Two reporters have found not only secret dockets but altered ones.
From the Spring 2007 issue of The News Media & The Law, page 10.
By Rani Gupta
Two Miami Herald reporters had no idea they were just getting started when they reported last year that court cases were being kept off the public dockets in several Florida counties. Their findings had shocked even the chief justice of the state Supreme Court, who ordered an inquiry that eventually led the state to ban the practice.
But as the reporters would soon find out, the story went far beyond hidden cases.
In November, Dan Christensen and Patrick Danner reported that officials had altered court dockets in two Miami-Dade County cases of men acting as informants.
The reporters found that a secret docket was being used in the case of Salim “Johnny” Batrony after he decided to cooperate with prosecutors.
The dockets indicated that charges against Batrony had been dropped. In reality, he had pleaded guilty to money laundering. Records in a federal case indicated as much.
The reporters also detailed the case of Michael Scott Segal, who was arrested for attempted murder and kidnapping in 2001. He agreed to plead guilty and cooperate with a police investigation into corruption at a local jail. But the docket was changed to indicate that a trial was still pending, Segal’s attorney told the newspaper.
The Miami-Dade state attorney’s office told the Herald that this had been “an established practice” for years and that judges signed off on it.
“It’s a significant new wrinkle,” Christensen said, “because it’s an active lie as opposed to an omission.”
Prosecutors have said their practices are necessary to protect informants.
But Tampa media lawyer Carol LoCicero said the issue of changing records “goes pretty fundamentally to the integrity of records in our court system.”
“We have an open system,” she said. “Open’s no good if what you get access to isn’t accurate. So to the extent they have legitimate concerns about safety, something needs to be done besides faking documents.”
Studying the issue
The Herald‘s stories have caused Florida judges to take notice.
Danner and Christensen’s 2006 articles revealing that more than 100 cases were removed from the public dockets in Broward County and that other counties had “super-sealed” cases prompted the state’s high court to start looking into the practice. Eventually, in April 2007, the court prohibited courts from removing civil cases from the public dockets and tightened rules about sealing civil cases.
But the court left the issue of sealing — and altering — criminal records for another day.
In December, shortly after the story about the altered dockets appeared, Florida Supreme Court Chief Justice R. Fred Lewis asked a committee that was studying the sealing of criminal cases to also look at altered records.

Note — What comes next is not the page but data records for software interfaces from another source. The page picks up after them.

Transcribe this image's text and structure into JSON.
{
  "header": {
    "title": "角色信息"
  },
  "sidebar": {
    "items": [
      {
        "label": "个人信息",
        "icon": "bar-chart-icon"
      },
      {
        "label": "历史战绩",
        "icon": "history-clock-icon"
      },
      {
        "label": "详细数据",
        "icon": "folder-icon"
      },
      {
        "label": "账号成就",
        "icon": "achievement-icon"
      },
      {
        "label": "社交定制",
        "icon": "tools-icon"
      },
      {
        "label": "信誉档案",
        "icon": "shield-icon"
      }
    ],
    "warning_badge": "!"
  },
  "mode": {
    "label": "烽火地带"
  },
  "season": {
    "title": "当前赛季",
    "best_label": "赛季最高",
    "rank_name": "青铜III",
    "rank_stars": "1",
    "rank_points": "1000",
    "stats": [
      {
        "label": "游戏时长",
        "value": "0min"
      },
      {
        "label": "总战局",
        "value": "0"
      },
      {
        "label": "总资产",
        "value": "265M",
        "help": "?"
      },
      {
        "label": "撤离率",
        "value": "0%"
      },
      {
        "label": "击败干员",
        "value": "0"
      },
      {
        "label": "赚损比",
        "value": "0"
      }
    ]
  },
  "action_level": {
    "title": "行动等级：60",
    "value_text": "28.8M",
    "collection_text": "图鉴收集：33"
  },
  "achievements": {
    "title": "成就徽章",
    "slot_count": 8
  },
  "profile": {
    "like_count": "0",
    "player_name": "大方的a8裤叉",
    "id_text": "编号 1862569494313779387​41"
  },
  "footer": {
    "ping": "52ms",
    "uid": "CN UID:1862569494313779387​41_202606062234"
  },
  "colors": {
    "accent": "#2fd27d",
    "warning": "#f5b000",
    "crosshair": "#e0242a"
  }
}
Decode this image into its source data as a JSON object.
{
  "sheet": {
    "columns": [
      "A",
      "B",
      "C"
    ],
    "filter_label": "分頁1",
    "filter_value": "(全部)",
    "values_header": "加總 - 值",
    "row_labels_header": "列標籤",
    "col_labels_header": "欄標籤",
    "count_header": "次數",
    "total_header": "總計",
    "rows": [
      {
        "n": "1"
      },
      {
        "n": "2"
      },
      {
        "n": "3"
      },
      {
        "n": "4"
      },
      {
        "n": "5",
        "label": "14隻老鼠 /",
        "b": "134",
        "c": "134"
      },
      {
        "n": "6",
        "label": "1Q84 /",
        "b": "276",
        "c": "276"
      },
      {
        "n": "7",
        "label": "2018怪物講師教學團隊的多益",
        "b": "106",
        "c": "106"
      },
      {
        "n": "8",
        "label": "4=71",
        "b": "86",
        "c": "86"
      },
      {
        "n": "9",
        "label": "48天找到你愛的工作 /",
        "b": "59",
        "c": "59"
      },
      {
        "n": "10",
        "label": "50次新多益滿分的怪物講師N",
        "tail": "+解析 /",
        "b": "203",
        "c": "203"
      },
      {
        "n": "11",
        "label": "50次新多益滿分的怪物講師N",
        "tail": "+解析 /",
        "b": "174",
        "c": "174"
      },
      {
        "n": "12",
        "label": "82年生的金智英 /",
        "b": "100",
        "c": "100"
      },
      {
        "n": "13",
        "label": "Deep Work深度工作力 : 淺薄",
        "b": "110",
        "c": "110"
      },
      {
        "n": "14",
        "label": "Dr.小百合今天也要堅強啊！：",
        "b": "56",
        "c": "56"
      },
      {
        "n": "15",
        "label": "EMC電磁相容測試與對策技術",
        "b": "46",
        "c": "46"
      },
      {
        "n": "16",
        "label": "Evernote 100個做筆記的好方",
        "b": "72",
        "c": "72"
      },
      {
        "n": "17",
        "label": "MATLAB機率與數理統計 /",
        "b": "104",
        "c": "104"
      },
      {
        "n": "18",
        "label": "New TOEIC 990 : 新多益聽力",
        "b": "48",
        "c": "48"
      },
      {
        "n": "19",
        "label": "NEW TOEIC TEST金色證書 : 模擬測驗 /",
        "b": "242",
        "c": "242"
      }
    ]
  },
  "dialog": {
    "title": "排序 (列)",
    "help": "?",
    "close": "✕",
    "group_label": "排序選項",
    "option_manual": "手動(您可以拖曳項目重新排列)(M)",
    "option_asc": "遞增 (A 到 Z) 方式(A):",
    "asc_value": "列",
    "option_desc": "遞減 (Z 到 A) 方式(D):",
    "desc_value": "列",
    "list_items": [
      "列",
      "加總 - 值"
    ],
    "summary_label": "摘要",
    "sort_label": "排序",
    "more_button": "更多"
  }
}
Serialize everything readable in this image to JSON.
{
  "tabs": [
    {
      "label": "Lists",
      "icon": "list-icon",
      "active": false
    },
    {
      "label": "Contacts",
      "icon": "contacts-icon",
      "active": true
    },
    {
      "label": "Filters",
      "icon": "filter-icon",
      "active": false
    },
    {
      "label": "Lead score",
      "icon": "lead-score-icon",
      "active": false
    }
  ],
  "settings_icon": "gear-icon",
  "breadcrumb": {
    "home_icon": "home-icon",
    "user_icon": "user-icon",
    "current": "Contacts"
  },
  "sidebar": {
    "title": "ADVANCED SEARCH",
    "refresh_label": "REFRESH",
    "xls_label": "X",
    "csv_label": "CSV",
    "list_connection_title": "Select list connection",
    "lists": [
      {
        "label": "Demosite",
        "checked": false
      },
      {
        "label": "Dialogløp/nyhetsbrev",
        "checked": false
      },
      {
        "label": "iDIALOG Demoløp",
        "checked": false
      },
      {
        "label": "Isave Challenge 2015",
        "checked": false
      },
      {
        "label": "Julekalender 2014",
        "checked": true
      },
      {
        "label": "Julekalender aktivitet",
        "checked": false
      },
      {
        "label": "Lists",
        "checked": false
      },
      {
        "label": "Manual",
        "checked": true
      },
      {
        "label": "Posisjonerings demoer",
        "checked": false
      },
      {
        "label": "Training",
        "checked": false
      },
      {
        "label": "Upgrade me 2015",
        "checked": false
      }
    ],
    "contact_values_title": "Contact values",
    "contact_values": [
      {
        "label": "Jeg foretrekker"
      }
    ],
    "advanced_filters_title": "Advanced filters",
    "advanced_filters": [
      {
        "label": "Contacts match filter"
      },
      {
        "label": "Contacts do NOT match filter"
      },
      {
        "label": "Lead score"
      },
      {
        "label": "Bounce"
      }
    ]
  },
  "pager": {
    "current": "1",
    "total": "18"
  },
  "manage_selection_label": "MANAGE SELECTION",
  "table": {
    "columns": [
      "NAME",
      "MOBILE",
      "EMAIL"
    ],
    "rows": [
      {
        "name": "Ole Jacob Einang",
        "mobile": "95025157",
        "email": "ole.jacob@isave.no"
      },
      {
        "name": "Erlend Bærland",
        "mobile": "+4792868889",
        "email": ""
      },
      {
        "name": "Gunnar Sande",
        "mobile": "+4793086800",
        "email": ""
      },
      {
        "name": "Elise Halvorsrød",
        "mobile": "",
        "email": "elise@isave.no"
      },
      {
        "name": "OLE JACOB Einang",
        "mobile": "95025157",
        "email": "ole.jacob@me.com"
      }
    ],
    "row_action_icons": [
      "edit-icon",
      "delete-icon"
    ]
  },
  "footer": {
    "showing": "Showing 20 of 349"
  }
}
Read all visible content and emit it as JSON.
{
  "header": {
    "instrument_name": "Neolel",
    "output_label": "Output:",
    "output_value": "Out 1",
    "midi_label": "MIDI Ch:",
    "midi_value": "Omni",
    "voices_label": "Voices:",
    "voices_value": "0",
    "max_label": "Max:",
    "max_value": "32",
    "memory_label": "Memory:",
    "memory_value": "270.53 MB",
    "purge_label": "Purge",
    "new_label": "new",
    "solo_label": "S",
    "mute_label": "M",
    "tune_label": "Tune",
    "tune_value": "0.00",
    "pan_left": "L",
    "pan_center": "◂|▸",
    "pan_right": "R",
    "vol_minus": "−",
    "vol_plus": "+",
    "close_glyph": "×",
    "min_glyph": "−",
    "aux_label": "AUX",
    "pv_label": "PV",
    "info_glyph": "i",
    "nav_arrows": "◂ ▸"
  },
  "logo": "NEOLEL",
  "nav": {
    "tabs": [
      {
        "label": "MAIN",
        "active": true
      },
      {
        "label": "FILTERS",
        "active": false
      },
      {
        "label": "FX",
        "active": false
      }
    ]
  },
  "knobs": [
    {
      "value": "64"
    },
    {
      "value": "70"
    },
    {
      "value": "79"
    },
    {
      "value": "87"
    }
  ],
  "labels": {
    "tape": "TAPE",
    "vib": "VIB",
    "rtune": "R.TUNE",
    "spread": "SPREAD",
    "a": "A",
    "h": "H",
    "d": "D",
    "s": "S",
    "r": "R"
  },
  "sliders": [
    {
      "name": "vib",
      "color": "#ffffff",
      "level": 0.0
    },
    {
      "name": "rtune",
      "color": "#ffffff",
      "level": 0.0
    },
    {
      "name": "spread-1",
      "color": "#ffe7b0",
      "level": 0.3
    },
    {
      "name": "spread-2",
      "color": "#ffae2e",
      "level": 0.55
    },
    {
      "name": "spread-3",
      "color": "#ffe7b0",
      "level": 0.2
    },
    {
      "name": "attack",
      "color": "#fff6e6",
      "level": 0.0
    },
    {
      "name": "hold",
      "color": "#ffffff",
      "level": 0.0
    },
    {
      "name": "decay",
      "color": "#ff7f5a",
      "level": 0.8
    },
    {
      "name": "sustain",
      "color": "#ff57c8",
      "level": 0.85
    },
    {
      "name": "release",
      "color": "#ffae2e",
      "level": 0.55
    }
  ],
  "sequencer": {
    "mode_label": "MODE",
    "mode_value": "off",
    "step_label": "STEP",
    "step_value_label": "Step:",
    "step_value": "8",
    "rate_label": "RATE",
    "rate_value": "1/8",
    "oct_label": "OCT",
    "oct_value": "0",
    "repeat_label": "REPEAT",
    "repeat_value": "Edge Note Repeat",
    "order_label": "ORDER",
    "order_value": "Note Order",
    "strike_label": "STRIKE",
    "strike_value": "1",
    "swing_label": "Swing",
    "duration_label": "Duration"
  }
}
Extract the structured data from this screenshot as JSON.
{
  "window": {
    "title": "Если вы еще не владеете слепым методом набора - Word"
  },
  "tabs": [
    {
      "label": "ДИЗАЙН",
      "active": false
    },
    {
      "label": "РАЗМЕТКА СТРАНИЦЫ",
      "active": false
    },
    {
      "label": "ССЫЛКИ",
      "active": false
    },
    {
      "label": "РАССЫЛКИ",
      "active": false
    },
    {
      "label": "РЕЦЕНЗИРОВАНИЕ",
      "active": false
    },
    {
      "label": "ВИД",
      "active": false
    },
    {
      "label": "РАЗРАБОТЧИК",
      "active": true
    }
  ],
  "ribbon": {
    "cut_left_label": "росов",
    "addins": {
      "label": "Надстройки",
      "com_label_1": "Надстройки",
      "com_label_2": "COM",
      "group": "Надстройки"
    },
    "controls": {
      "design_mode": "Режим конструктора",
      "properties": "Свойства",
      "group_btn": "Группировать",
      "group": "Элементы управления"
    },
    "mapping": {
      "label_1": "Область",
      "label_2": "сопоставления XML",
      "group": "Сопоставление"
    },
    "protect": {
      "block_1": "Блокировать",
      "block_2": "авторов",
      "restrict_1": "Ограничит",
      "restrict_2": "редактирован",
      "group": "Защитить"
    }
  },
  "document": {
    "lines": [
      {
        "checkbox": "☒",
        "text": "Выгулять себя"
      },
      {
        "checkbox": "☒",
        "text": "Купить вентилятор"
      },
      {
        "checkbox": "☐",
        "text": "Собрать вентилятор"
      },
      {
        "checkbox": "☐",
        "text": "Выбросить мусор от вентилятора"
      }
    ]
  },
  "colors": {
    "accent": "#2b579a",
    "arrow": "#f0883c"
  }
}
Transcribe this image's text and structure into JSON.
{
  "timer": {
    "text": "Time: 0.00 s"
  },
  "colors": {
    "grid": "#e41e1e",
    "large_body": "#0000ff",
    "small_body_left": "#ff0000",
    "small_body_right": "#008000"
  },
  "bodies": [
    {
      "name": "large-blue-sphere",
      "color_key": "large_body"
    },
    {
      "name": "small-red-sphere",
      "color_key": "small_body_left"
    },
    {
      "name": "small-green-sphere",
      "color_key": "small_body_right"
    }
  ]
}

Lewis asked the committee to consider whether a rule governing or specifically prohibiting the practice is needed.
Florida law makes it a crime for anyone — including judges, clerks and other public officers — to alter or falsify records filed in any state judicial proceeding. Violating that law is punishable by up to a year in prison and a $1,000 fine.
The prosecutors association, in comments to the state Supreme Court, referenced an investigation where federal prosecutors created fake court cases to go after corrupt state judges. However, in that case, Florida’s chief justice and the U.S. attorney general signed off on the procedure.
That situation “involves creation of a fake case, not alterations to the record in a real one,” the public defenders association noted to the high court. A fake case, the public defenders said, is unlikely to mislead anyone except the target of the investigation.
Prosecutors have also emphasized the need to protect informants.
“Criminal organizations have become much more saavy [sic],” the association wrote, “and finding out who among them are cooperating with law enforcement has become a top priority.”
But the cases the Herald found may have implications beyond shielding informants.
One of the informants, Segal, told police that the body of a woman who disappeared in 1986 was buried under a waterfall. The Herald reported that police obtained a search warrant based on the information but never excavated the site. Since the story appeared, a North Carolina-based missing persons group has announced its plans to dig at the site.
Reporting on dockets that were changed can be as difficult as reporting on ones that were super-sealed, Christensen said. (He should know. As a reporter for the Miami Daily Business Review in 2003, Christensen broke the story of an Algerian-born man detained after the Sept. 11 attacks whose case in federal court was removed from the public docket and retained its secrecy all the way to the U.S. Supreme Court, where the Department of Justice was allowed to file its brief under seal.)
Christensen said he was tipped to the two Miami altered dockets cases by a source whom he declined to identify. But without knowing which cases to go after, finding proof can be difficult.
In the Batrony case, the reporters were fortunate there was a federal case where Batrony’s plea on the state charges was recorded.
“We had that as a crowbar to find out the rest of the information,” Christensen said. But when there is no such parallel case, reporters must find other ways to prove records were altered.
For reporters striving for accurate stories, altered dockets may pose an additional concern.
“As journalists, we all rely on the record to report what happened,” Christensen said. “So there’s a conundrum there. If you must rely on the record to report and the record has been falsified, you’re going to report false facts and be frustrated in telling what actually happened.”
Though the Herald did not report any information from the two altered dockets, Christensen said there is no guarantee the records they relied on in other cases are accurate.
“Have we as journalists relied on information in the court file and falsely reported things?” he said. “Who knows?”